Mr Johnson’s allies have made it clear that the PM is ready to drop the talks, but Downing Street has said he remains “keen” to get a free trade deal on the right terms.
The call between Mr Johnson and Ms von der Leyen was not intended to be an opportunity to reach agreements on key sticking points, but rather to take stock of the existing positions of both sides. Officials on both sides of the negotiations remained depressed about the significant divisions that remain in key areas of the negotiations and were not making any predictions about the likelihood of a deal.
Things remain “very difficult”, said an EU official. The fact that Mr Johnson is coming to Brussels showed that ‘things are not falling off the cliff, but we have not resolved the issues in the last few days when the negotiators were here. This shows that there is still work to be done. “
Officials on both sides stressed that it was not surprising that Mr Johnson was the leader who traveled, given that the last face-to-face meeting of the two leaders was held in London.
Those briefed on the call said both sides felt it was time for political discussions and Ms von der Leyen suggested she should play the host after going to Downing Street earlier this year.
The Independent Office for Fiscal Responsibility has warned that a no-deal Brexit on January 1 would inflict a 2% impact on the UK economy – around £ 40 billion – and add around 300,000 to the total unemployed next year.

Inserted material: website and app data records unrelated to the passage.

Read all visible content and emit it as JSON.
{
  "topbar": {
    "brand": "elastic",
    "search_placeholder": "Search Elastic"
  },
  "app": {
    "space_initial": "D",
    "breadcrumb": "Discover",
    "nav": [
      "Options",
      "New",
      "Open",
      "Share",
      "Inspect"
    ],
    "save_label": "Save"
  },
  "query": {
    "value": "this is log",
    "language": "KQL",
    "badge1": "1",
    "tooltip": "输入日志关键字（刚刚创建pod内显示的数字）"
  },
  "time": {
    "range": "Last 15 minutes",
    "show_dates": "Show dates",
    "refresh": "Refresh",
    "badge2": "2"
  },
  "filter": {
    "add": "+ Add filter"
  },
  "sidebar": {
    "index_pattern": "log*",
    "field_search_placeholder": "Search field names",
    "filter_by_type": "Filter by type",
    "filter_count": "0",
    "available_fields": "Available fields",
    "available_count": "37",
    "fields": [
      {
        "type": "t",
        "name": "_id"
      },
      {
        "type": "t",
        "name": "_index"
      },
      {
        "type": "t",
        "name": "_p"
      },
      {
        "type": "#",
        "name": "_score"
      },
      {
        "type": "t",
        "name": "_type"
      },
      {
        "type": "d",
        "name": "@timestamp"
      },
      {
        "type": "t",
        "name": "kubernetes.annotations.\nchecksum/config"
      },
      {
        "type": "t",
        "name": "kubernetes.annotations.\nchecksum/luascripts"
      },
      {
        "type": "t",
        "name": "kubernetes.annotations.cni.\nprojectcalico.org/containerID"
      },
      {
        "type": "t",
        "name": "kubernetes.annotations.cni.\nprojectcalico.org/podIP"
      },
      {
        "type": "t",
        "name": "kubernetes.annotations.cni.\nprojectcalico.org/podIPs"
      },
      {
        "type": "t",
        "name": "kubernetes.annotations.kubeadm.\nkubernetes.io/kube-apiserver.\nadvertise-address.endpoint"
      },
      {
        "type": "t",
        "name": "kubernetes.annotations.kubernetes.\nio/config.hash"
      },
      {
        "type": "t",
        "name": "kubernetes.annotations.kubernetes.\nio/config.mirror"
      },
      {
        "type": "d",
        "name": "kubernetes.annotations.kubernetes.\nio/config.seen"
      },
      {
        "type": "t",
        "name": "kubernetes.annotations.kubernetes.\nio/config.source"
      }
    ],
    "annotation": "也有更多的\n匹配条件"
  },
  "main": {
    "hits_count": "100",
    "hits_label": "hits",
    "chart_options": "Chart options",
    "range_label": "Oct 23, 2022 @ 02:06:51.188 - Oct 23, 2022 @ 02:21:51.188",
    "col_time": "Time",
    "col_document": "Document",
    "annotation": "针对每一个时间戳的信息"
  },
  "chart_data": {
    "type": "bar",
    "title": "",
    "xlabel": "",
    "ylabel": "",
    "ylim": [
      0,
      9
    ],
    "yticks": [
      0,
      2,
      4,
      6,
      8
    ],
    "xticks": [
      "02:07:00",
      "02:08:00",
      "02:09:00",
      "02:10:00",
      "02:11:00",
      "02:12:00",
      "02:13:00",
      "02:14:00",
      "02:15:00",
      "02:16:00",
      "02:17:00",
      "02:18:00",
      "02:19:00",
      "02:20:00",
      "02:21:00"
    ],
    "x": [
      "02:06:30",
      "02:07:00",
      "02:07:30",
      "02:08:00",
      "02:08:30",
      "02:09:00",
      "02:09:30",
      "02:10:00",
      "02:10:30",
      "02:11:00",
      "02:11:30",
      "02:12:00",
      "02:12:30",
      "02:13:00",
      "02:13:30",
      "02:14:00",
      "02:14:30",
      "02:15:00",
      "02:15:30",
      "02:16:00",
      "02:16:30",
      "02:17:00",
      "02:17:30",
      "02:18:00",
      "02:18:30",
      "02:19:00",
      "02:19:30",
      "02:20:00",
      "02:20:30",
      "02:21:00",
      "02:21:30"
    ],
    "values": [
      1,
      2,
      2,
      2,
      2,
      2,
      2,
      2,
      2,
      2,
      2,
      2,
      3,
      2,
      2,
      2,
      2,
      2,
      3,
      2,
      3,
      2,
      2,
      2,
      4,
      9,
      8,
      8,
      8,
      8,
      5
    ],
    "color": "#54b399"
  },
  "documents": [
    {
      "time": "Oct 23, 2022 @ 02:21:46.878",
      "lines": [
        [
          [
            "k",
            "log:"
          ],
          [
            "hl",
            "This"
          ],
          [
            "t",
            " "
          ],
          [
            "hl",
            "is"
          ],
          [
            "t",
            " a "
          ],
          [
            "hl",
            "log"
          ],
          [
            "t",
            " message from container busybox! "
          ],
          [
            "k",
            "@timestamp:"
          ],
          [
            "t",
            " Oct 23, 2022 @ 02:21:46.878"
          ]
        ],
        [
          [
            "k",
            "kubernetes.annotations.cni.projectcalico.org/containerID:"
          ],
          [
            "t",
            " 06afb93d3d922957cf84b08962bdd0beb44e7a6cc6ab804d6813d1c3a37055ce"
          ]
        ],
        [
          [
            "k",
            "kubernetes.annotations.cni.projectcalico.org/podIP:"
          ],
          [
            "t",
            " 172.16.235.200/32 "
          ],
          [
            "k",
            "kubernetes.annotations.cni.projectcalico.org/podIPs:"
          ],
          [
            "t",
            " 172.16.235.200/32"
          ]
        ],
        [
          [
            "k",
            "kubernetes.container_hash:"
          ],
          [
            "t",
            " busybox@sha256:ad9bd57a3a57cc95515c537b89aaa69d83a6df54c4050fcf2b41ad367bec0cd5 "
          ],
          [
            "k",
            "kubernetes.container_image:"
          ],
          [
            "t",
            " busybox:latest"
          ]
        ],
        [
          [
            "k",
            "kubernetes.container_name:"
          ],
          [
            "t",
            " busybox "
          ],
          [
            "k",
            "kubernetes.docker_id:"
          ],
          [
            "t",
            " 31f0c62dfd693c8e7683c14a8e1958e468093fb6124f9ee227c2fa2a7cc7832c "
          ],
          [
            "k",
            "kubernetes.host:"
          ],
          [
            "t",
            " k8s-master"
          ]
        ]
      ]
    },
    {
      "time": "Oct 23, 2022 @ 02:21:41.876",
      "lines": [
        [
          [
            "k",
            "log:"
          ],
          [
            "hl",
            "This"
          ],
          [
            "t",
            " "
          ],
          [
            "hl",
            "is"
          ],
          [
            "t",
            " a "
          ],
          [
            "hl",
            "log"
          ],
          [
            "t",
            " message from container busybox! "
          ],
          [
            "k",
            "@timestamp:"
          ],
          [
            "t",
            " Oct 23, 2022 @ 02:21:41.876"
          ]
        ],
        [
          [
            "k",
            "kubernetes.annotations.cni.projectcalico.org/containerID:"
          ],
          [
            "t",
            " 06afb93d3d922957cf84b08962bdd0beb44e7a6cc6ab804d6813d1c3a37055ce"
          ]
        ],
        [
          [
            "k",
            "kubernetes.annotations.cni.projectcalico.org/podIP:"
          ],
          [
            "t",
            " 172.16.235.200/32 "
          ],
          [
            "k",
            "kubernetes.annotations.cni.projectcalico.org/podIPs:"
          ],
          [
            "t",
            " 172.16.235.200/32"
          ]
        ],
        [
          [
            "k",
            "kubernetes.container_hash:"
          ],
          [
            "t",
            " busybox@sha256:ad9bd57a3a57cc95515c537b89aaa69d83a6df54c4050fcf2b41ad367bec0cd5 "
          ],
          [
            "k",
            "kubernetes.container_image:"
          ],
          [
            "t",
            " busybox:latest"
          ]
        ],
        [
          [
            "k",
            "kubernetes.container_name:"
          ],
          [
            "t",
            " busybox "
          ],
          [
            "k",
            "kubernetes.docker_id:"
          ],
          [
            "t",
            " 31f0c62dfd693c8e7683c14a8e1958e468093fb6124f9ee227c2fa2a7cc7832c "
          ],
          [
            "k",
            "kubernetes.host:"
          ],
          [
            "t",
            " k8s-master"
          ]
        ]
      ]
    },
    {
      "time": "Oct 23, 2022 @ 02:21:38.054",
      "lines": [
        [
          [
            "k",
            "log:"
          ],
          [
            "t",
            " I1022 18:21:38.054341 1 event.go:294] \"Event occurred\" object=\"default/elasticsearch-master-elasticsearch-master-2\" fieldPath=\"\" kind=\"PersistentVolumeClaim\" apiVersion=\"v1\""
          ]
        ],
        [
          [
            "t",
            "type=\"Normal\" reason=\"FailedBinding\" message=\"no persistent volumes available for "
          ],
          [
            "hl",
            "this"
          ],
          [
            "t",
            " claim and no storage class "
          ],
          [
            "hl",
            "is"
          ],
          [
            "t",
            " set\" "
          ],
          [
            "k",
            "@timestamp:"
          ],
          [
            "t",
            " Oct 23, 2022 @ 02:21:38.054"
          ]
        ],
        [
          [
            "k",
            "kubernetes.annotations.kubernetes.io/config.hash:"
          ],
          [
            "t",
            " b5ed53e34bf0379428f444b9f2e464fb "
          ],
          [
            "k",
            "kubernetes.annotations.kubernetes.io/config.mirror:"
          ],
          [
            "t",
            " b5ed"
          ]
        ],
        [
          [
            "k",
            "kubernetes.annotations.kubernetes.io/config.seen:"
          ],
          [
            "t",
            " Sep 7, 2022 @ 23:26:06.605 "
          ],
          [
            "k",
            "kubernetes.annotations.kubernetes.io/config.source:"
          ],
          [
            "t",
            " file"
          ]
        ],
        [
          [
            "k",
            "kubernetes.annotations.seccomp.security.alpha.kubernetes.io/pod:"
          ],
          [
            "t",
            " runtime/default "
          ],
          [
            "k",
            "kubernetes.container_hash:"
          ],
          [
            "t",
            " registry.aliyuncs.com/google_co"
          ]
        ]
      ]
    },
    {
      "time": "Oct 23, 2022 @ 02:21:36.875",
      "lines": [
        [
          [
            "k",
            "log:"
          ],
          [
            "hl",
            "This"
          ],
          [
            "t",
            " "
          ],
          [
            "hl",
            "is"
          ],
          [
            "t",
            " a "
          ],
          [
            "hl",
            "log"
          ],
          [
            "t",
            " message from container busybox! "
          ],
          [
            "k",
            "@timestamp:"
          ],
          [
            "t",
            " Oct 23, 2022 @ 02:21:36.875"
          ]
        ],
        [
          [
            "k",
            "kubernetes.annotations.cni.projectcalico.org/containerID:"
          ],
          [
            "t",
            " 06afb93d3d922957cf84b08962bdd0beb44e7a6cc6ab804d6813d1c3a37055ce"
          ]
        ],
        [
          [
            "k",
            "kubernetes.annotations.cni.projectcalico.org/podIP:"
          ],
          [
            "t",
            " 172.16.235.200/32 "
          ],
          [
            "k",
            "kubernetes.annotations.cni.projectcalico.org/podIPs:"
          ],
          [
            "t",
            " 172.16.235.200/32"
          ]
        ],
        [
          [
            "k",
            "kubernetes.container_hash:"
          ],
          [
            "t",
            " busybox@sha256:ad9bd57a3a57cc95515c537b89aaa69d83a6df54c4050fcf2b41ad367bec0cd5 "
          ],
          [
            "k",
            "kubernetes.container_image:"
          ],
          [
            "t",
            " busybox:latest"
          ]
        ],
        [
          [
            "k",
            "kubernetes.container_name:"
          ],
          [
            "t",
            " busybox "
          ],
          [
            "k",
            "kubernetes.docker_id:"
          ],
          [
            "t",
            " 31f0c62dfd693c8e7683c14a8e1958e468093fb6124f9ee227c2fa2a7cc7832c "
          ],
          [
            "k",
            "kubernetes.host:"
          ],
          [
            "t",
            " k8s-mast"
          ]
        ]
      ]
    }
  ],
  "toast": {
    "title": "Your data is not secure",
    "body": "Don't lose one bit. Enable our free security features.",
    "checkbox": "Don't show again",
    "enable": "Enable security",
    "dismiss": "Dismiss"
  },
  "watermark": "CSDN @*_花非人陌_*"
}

Sterling fell as much as 1.6 percent against the US dollar to hit a two-week low just above $ 1.32, before picking up later in the day, leaving it 0.8 percent lower at 1.33 $ late afternoon in London.
Those briefed on the talks said negotiators on Monday sought to tackle deeply rooted divisions on fishing rights in UK waters and a ‘level playing field’ for businesses.
On fisheries, one of the issues raised in Monday’s talks was the UK’s continued resistance to ensuring European vessels’ access to its waters 6 to 12 nautical miles from the coast, as well as the length of a transition period covering more remote fishing areas.
The level playing field fractures revolve around the EU’s determination to secure swift remedies against the UK if it seeks an unfair competitive advantage through the use of subsidies or environmental regulation and weaker work.
Earlier on Monday, Mr Johnson tried to lift the gloom over the talks in offer to discard Controversial non-compliance clauses in UK Northern Ireland law.
Mr Johnson said if the two sides came to an agreement on how the NI Protocol, which is part of the UK’s withdrawal agreement from the EU, would work, the contentious clauses would not be necessary.
Although well received in Brussels, an EU diplomat said the decision was up to the UK “trying to use rogue behavior as leverage”.
Mr Johnson had insisted on UK Home Market Bill clauses as a ‘safety net’ to ensure the free movement of goods between the UK and Northern Ireland in case London and Brussels cannot agree on how to apply last year’s agreement and trade negotiations failed.
Ministers admitted the clauses would allow ministers to violate international law, since the legislation would trump Britain’s withdrawal treaty with the EU; since then the issue has hampered trade negotiations.